Lucky for us there has never been an easier time to keep in touch, even when we have to keep our physical distance. While many were not able to say their formal goodbyes to classmates and professors, that is no reason not to keep in contact during this transition and beyond. Many colleges and universities have expanded their career services with extensive online resources and virtual career coaching. If you haven’t explored Handshake yet, give it a look. Many of the country’s top employers and universities are using this platform to connect qualified candidates with fulltime jobs and internships.

Continue your education

While the thought of jumping into another course right after graduation might not sound the most appealing, it is certainly worth considering. A quick online search will uncover an abundance of credible (and free!) resources right at your fingertips. Many of the country’s top universities and institutions are opening up online courses that can be audited free, or students can choose to receive a verified certificate for a nominal fee. Harvard University alone has opened up hundreds of online courses in a variety of subjects. LinkedIn Learning is also offering free learning paths to help jobseekers and professionals navigate everything from job hunting in today’s market, to working productively remotely, to managing stress and building mindfulness practices into the workday.

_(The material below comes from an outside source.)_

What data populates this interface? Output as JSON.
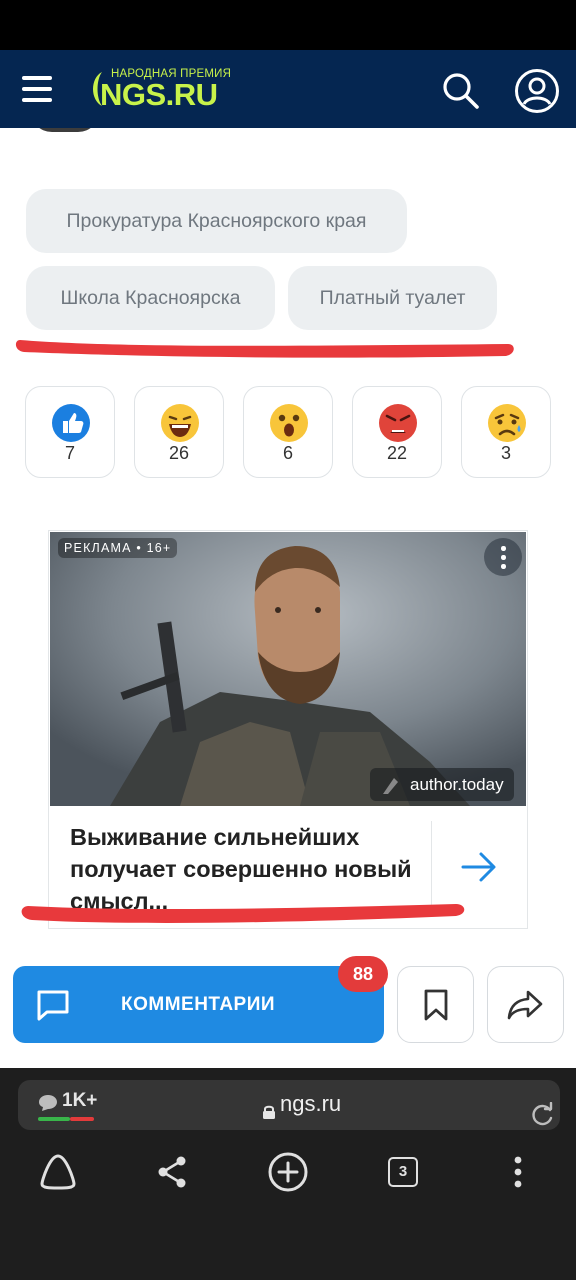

You will learn quickly in the workplace that you are expected to be a lifelong learner. It is the only way to succeed in career fields that are ever-changing, no matter what your industry. So, it’s good to get in that mindset now.

Most importantly, remember that mindset can be everything. Approach your situation with the right attitude – it will help you make the right career move. And finally, make sure you take the time to mark this milestone. Celebrate the great achievement. Congratulations. And if you’re a marketing or communications graduate, reach out to us at Sweeney any time. We’d love to get to know you.

Lisa Pocci

Vice President

Lisa is a marketing and communications industry veteran with nearly 15 years of diverse agency and corporate experience. As the VP of Agency Services for Team Sweeney, she oversees client services, including the accounts, creative and digital teams. Lisa joined the agency after a nine-year career in real estate development where she led the marketing efforts for more than eight million square feet of retail, office and residential properties. She started her career with Liggett Stashower, a former, leading Cleveland marketing agency, managing national accounts such as Forest City Commercial Development, Forest City Residential, Henkel Corporation, ShurTech Brands, The Dial Corporation and Preformed Line Products. Her work has earned more than 20 industry honors, including years of national recognition for retail marketing from the International Council of Shopping Centers. Lisa is a graduate of John Carroll University and holds a bachelor’s degree in communications.